# Resultant Force

1. Apr 29, 2012

### RStars

1. The problem statement, all variables and given/known data

I am having quite an issue solving this resultant force question:

The following forces act on a point in the same plane: 40N direction due north; 10N direction due east, 40N direction 50° south of west, 20N direction northwest and 15N direction 20° south of east. Calculate the value and direction of the resultant force.

I have drawn up the question to look like this:
http://img98.imageshack.us/img98/5219/forcesresultant.jpg [Broken]

I have figured out the components of all forces other than at point E. How would I go about calculating the angle between E and the x axis?
2. Relevant equations

3. The attempt at a solution

So far I have:
A = 40j
B=10i
C= 15 cos 20i-15sin20j
D=-40cos50i-40sin50j
E=-20cos(x)i+20sin(x)j

How would I go about calculating the angle?
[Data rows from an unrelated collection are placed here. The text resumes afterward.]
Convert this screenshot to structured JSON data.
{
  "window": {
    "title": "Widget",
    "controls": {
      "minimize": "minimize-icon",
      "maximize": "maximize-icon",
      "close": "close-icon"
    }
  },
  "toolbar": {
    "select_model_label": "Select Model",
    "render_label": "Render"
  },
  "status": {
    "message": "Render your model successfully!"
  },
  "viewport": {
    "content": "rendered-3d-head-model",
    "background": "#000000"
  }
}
I am thinking it might be 90-50=40° but not 100% sure.Thanks in advanced.
1. The problem statement, all variables and given/known data

2. Relevant equations

3. The attempt at a solution
1. The problem statement, all variables and given/known data

2. Relevant equations

3. The attempt at a solution

Last edited by a moderator: May 5, 2017
2. Apr 29, 2012

### Staff: Mentor

Hi RStars! It's halfway turn through a right angle, so is 45 degrees.

3. Apr 30, 2012

### RStars

Hey, how do you infer that from the question? Is Northwest always dead on in the middle?

4. Apr 30, 2012

### grzz

Yes. Northwest is at 45deg to the North or, which is the same thing, 45 to the west.

5. Apr 30, 2012

### RStars

Ok thanks a lot that's exactly what I was after.

6. Apr 30, 2012

### Staff: Mentor

Better prepare yourself for the day you strike a question involving directions such as North North West, or maybe West North West. They can be abbreviated NNW and WNW. What angle do you reckon each of these would involve, RStars?

7. Apr 30, 2012

### RStars

I am not too sure, would NNW be 22.5 degrees north from NW? and WNW be 22.5 degrees west of NW? Also I have another question about the OP. So far my working out is:

A=40j
B=10i
C=15cos(20)i-15sin(20)j
D=-40cos(50)i-40sin(50)j
E=-20cos(45)i+20sin(45)j

i=10+15cos(20)-40cos(50)-20cos(45) = -15.758
j=40-15sin(20)-40sin(50)+20sin(45) = -9.914

Resultant = 18.617

angle of resultant = tan(angle)=j/i
angle = 32.1756 degree
Not sure if I did that bit right?

Also need to figure out the direction of the resultant. Since both i and j are negative I am guessing it is in the 3rd quadrant. So would It make sense to say the resultant is 32.18 degrees south of west? Or is there an error somewhere in my method? Thanks for all the help so far.

8. Apr 30, 2012

### Staff: Mentor

You could say magnitude of resultant = ...
or, |resultant| = ...
Your method looks right, without checking your calculator work. A sketch to remind yourself what you are looking at is invaluable, though I think you probably are using one.

9. Apr 30, 2012

### RStars

Looking back on my calculations I have found out that I have made an error in the j calculation. It should be 18.37. However when this is changed I end up with tan(angle)=18.37/-15.76

This gives me an angle of -49.37 (Is this correct? )

Also since it is now x axis negative and y positive it would be in the second quadrant. -49.37 degrees north or west?

Not to sure what to make of this to be honest, any help would be appreciated.

10. Apr 30, 2012

### Staff: Mentor

It is if your component calculations are right.
Look at the i and j components. They will indicate whether it is more towards the north, or more towards the west.

But if you had the components as algebraic expressions and not numbers, you wouldn't be able to assess by eye their relative sizes to judge whether the angle was more north of NW, or more west of NW. So you'd draw your angle in the 4th quadrant (the answer your calculator gives you here), then draw an angle in the 2nd quadrant making an identical angle with the x-axis (but in its negative direction) as does the one in the 4th quadrant.